Saying Goodbye to the Childbearing Years
After 171 weeks of my life spent expecting babies--some who made it to birth and some who did not--I find myself now inside the last week I will ever spend in such expectation. In just a few days, when a precious baby boy is removed from my body, my womb--by necessity--also will be. This is not a place the Mister or I have ever wanted to go. Truly, we would have been so very happy for me to be able to bear children for many years to come. We desired to accept all the children God would give us.
But, as I keep having to remind myself, we have! These are the children God has given us.
Our blessings have been abundant, and we are grateful.
Yes. It is with reluctance that we leave these years of childbearing. To know that there will be no more days spent with a curious toddler patting my back while I succumb to morning sickness, no more moments spent wondering if those were the first stirrings of a baby, no more trips to the maternity store for bump adornments or just some pants that will stretch big enough, no more evenings of the Mister coming home from work and laying his hands on my tummy to see if he too can catch a kick, no more hiccups or somersaults or endless discussions of names, no more staring through squinted eyes at ultrasound screens in hopes of a glimpse of a face or hand. This is the end.
It's an acceptance that part of being open to the possibility of new life is being open to the possibility that there will be no new life.
It is also a beginning. The beginning of a time we did not anticipate, but which we trust will be good, because it is ever so clearly within God's plan for us.
We will one day be those people who eventually stop buying diapers, who can plan trips without worrying that they will be canceled for morning sickness or childbirth or nursing needs, who don't stock a small nation's supply of squeezy pouches in their pantries. We will keep ourselves to a tidy two or three rows of an airplane and we will all still fit in a minivan. The children will one day outgrow the witching hours and 7 o'clock bedtimes. They will eat their suppers, they will play outside unsupervised, and they will flush their own potties. We will find our groove as a family of six, and I think we will love it.
There may always be a twinge of sadness at the thought of what might have been, a forward-flashing whiff of nostalgia for the hope of a long, long dining table full of rowdy children, a memory of an unmet dream.

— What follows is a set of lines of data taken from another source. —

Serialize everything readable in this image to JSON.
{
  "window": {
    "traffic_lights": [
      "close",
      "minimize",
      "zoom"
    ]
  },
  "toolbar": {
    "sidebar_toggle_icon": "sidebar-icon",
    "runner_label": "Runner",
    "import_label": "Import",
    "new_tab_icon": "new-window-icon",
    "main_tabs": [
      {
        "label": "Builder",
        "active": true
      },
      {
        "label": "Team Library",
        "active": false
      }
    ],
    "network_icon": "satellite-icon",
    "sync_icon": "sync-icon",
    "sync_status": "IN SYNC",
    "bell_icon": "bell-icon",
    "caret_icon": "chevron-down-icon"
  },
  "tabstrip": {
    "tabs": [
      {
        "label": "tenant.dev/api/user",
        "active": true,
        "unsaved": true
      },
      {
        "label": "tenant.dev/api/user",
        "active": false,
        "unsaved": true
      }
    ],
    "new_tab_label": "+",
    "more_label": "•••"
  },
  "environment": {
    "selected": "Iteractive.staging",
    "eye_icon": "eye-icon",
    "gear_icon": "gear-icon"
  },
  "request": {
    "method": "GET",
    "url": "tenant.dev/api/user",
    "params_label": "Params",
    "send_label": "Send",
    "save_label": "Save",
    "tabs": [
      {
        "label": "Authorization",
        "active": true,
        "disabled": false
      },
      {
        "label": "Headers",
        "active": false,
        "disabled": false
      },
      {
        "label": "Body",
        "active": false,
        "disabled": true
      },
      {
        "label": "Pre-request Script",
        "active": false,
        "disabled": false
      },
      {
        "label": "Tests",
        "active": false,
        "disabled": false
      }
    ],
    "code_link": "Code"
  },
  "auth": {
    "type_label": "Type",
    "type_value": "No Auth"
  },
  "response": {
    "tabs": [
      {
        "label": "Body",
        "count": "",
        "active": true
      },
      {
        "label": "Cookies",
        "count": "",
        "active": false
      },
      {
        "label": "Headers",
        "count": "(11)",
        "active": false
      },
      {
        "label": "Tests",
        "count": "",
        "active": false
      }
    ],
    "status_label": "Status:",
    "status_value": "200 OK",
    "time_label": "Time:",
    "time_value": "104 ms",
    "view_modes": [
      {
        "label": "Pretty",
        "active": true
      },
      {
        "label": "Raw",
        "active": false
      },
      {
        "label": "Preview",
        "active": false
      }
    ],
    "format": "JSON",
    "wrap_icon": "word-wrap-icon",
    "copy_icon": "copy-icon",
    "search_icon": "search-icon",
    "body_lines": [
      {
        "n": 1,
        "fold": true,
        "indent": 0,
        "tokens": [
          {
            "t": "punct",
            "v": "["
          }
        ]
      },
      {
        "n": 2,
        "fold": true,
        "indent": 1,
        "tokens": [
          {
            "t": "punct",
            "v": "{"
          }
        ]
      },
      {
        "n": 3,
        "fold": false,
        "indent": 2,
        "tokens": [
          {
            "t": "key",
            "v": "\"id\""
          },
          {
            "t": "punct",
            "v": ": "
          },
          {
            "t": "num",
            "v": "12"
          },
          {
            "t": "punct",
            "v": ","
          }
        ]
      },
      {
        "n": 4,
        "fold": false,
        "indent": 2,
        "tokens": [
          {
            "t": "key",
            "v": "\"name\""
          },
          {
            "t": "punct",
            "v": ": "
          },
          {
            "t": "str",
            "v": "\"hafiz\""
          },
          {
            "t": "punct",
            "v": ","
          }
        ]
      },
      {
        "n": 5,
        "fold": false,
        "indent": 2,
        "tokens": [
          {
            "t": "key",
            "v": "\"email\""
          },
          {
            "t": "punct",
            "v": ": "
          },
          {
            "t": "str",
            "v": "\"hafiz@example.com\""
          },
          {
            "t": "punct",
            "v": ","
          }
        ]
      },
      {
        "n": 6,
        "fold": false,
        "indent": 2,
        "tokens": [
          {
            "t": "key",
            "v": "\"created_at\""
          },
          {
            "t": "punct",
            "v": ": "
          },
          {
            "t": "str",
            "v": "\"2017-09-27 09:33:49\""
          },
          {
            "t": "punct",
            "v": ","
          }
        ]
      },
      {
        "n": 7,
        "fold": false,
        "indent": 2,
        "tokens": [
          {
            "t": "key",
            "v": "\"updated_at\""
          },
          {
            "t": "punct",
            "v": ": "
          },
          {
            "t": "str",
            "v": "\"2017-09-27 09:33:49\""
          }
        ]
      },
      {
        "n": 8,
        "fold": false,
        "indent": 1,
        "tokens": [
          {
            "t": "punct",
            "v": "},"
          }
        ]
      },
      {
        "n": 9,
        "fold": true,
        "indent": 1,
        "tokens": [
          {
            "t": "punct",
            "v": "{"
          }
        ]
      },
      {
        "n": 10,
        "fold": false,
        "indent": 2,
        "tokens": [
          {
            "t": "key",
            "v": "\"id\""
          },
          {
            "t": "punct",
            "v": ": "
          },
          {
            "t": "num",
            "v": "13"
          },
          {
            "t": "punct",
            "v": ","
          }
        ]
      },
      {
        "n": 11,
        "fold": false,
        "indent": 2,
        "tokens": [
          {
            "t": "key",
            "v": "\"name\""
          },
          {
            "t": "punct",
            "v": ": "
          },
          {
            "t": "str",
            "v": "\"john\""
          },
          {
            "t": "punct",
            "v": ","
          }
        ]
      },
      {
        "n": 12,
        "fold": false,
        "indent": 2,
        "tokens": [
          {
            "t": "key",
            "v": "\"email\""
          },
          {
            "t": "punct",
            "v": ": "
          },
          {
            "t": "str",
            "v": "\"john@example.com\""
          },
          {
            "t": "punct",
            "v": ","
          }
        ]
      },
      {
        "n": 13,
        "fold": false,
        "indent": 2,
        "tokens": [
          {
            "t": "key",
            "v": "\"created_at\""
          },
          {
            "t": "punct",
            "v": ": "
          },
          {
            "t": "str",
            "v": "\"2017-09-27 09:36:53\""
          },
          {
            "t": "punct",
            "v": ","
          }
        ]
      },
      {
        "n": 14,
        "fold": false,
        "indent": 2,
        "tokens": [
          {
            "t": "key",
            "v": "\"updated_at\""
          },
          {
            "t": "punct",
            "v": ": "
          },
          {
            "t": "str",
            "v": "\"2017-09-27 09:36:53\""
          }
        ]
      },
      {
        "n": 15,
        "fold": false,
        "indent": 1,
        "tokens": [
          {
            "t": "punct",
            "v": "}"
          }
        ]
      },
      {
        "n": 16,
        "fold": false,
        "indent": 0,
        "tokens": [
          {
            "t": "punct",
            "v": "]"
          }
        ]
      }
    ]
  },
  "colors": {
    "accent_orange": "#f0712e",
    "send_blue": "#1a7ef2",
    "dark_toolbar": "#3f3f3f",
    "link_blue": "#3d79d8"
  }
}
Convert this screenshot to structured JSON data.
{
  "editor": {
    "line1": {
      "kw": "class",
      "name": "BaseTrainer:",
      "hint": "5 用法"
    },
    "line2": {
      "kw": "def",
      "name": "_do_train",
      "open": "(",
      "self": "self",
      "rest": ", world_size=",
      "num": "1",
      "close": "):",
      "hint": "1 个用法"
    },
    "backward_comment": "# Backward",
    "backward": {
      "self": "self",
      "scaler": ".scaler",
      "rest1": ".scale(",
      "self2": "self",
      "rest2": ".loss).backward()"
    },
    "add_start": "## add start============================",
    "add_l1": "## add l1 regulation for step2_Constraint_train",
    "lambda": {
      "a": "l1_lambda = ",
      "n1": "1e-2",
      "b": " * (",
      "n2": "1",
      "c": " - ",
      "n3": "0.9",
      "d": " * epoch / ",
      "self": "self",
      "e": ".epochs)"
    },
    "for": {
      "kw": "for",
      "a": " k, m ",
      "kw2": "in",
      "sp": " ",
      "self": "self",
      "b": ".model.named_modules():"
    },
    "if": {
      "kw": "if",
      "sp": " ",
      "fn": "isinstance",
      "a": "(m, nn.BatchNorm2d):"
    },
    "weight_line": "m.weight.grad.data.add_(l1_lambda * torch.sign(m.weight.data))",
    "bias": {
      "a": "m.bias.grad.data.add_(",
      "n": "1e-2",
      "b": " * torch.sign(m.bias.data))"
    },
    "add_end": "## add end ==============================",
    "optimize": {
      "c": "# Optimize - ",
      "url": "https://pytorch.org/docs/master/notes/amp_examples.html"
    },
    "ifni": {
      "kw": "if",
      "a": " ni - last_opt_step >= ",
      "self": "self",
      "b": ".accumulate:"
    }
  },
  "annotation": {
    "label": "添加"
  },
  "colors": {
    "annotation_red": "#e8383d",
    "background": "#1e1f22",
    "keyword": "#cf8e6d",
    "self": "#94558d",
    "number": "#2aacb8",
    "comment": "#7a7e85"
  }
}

But maybe not.
Maybe we will be too busy rejoicing in the beauty of what is.
I hope so. I intend so.